In the month of November my school, which is a large organization with as many as 8 or 9 locations in Ho Chi Minh City, announced a Christmas Party film contest on a poster on the bulletin board. I hadn’t finished editing my Solaris re-make yet, in fact the hard-drive for that was languishing in a basement in Philadelphia at the time. I hadn’t heard any other discussion of the film contest either, as far as I knew, my colleagues were oblivious to it. Had there been more time allotted (the deadline was in less than 4 weeks I think) the proper thing to do would have been to call a meeting and design some kind of collective input and team to carry this out. The bare facts of the case, that we had to continue working and teaching unless we applied for unpaid leave (which I in fact ended up doing), and that film projects are notoriously difficult and require intense organisation and or autocratic decision making necessitated that I grab a hold of the project and carry it out, incorporating anyone who might come forward with a similar understanding. Just as the Solaris film nearly killed me, this effort became grueling in the end, so my hats off to the other contestants for whatever way they handled the project. There were other creative types who peeped after it became known that I was handling our center’s contribution, but I was unable to incorporate their skills, being that the film was already conceived and in mid -execution.

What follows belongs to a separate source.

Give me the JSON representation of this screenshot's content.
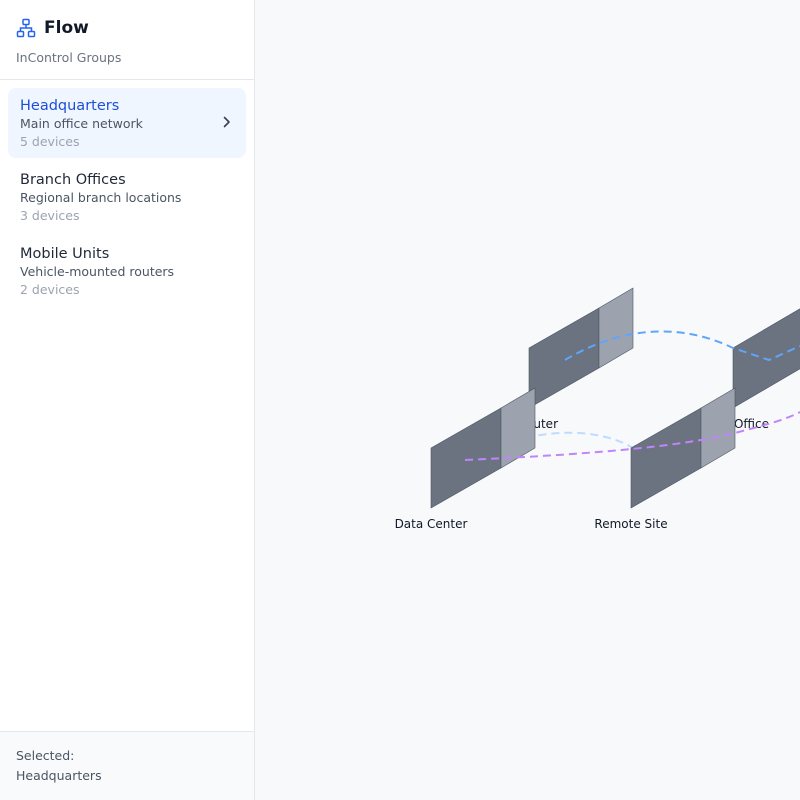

Call me a prima-donna, but a longer dead-line would have changed everything, and allowed greater collaboration.
It didn’t help in the competition that I had run out of time for sub-titles and inter-titles, an absolute necessity for the showcase inside the festive ballroom where the competition took place. The film is presented now with these features, in a post-deadline edit I recently completed. Although I used them with more of a Godard New-Wave approach then a readable, helpful way, I think it is an improvement over the original cut.
I also subverted the ‘fairy-tale’ theme that was the rule for the films by ‘using my imagination’ as the rules also suggested. I chose robots and time-travel over the revolting prince charmings and princesses others dutifully based their stories around. Such monarchical pretensions make me want to vomit. What is so ‘magical’ about a family clinging to political power?
My film starred the kids in my classes with others such as myself and the staff at the school providing minor supporting roles. The ‘magic’ was provided by cheesy computer effects and more importantly, the power these children have to get up to antics and adventures at the drop of a hat.
I love the film, but I didn’t even place in the competition, as voted by the brass of ILA. I did feel bitter for a stretch, but to be fair, there was a lot of great effort put into the other films, with greater teamwork, inter-titles, and adherence to the stated themes. The film that I thought best by far within this realm of criteria, which most fully, yet comically portrayed the language world we are working within with some truly crowd-pleasing scenes such as a rap-off and a sing-along to Feliz Navidad, did not win! I was flabbergasted but so it goes at office parties everywhere no doubt.
That film had a Prince Charming as the main character though so I hope to never see it again (kidding). I have to watch my film over and over again as I am editing and I have to say, these kids still crack me up. I should probably show some of the ‘behind-the-scenes’ shots as the kids off-camera are laughing so hard during the reaction scenes that it was, well, hyperbolic…
So, check it out…
Leave a Reply